Utah again leads the nation in job growth

(Francisco Kjolseth | The Salt Lake Tribune) Construction at the former Granite Furniture in Sugar House continues at a quick pace as the new Sugarmont Apartments take shape on Tuesday, May 22, 2018.

(Leah Hogsten | The Salt Lake Tribune) Danny Guerra and his colleagues have participated constructing the new $485 million, 866,087 square foot, Salt Lake City International terminal building, Tuesday, May 22, 2018. Utah leads the nation in job growth by percentage over the last 12 months in construction, which saw a 6.2 increase in the number of jobs.

Utah enjoyed the nation’s fastest job growth over the past 12 months, with construction leading the way, according to federal data released Friday.

The number of jobs in the state jumped by 3.3 percent from June 2017 to June 2018, the U.S. Bureau of Labor Statistics reported. Construction was the fastest-growing sector, expanding at an impressive 6.2 percent.

Just behind Utah at the top of the national rankings were two of its neighbors: Idaho, at 3 percent, and Nevada at 2.9 percent.

Utah added 47,900 jobs to its economy since June 2017, the report said. The number of Utahns who are employed has mushroomed to 1,591,400.

While Utah led the nation in job growth by percentage, Texas had the biggest increase by number of new jobs — 350,500 — followed by California, 269,100, and Florida, 170,500.

New data also showed that Utah enjoyed the nation’s 11th lowest unemployment rate at 3 percent, compared with a national average of 4 percent.

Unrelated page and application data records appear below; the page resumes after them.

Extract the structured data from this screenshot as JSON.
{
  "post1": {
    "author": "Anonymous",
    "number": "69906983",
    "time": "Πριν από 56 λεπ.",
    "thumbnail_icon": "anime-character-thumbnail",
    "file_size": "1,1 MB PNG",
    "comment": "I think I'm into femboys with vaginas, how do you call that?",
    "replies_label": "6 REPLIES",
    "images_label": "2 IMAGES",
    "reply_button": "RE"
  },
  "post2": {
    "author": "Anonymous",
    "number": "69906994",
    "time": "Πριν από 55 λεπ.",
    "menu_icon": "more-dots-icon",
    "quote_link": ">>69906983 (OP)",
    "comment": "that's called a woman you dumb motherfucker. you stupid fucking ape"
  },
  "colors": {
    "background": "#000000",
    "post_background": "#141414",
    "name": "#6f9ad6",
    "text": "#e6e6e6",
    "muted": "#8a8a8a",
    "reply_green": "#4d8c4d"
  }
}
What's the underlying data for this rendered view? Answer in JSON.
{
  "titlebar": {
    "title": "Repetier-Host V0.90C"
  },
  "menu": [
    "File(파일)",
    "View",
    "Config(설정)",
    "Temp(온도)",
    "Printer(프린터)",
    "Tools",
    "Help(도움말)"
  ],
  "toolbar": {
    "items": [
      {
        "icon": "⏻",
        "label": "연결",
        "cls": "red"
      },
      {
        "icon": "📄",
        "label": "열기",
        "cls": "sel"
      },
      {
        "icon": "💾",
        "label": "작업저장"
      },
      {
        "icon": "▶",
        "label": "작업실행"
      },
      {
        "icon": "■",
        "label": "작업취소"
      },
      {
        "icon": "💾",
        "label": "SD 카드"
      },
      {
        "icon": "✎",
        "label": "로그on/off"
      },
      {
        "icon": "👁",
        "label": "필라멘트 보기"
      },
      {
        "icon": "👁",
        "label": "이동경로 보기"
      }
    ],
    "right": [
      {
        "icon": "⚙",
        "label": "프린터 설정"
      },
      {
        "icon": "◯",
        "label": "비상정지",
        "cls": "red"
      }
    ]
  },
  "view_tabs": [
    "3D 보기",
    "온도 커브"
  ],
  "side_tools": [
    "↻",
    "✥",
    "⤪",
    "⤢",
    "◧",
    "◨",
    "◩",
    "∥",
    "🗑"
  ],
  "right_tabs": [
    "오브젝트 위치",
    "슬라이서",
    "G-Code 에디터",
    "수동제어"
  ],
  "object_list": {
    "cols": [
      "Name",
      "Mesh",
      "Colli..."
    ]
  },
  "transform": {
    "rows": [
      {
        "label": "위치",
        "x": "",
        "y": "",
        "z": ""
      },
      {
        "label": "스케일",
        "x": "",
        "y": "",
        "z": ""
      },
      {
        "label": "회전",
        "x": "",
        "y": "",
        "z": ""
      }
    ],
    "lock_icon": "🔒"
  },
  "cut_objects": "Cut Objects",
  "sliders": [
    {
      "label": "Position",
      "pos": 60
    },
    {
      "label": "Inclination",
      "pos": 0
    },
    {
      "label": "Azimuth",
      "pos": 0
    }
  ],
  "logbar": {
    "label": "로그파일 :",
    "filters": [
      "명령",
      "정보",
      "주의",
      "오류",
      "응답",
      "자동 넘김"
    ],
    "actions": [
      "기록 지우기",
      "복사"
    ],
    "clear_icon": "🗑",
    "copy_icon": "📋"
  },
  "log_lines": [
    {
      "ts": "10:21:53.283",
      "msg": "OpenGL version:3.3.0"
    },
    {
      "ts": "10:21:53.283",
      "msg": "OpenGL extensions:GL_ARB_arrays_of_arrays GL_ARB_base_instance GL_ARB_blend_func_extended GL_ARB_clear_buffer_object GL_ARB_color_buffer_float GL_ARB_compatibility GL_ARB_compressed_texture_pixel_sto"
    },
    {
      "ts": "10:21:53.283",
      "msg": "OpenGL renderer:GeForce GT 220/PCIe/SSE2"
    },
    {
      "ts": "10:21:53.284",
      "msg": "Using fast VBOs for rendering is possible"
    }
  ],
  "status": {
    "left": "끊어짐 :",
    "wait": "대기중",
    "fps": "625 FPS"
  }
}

“It’s been more than two years of having unemployment [in Utah] be below 4 percent,” said Nate McDonald, assistant deputy director of the Utah Department of Workforce Services.

The lowest unemployment rate in the nation was 2.1 percent in Hawaii, and the highest was 7.1 percent in Alaska.

Unemployment rates were lower in June in nine states, higher in three and stable in 38 states (including Utah — where the unemployment rate was unchanged from May), the bureau reported.

The report estimated that 48,400 Utahns were unemployed in June and actively seeking work.

“With strong job growth, that means there are a lot of opportunities for these people who are unemployed to find jobs,” McDonald said.

“The summer season is bringing new jobs to Utah’s economy," said Carrie Mayne, chief economist at the Department of Workforce Services. “Growth in various industries presents a multitude of career-advancing opportunities for the state’s job seekers.”

Some of the largest numeric increases by industry type over the past 12 months were in trade, transportation and utilities (12,100 more jobs); professional and business services (9,100); education and health services (7,200); leisure/hospitality services (7,200); and construction (6,200).

The fastest growing by percentage were construction (up 6.2 percent); trade, transportation and utilities (4.4 percent); professional and business services (also 4.4 percent); and education/health services (3.7 percent).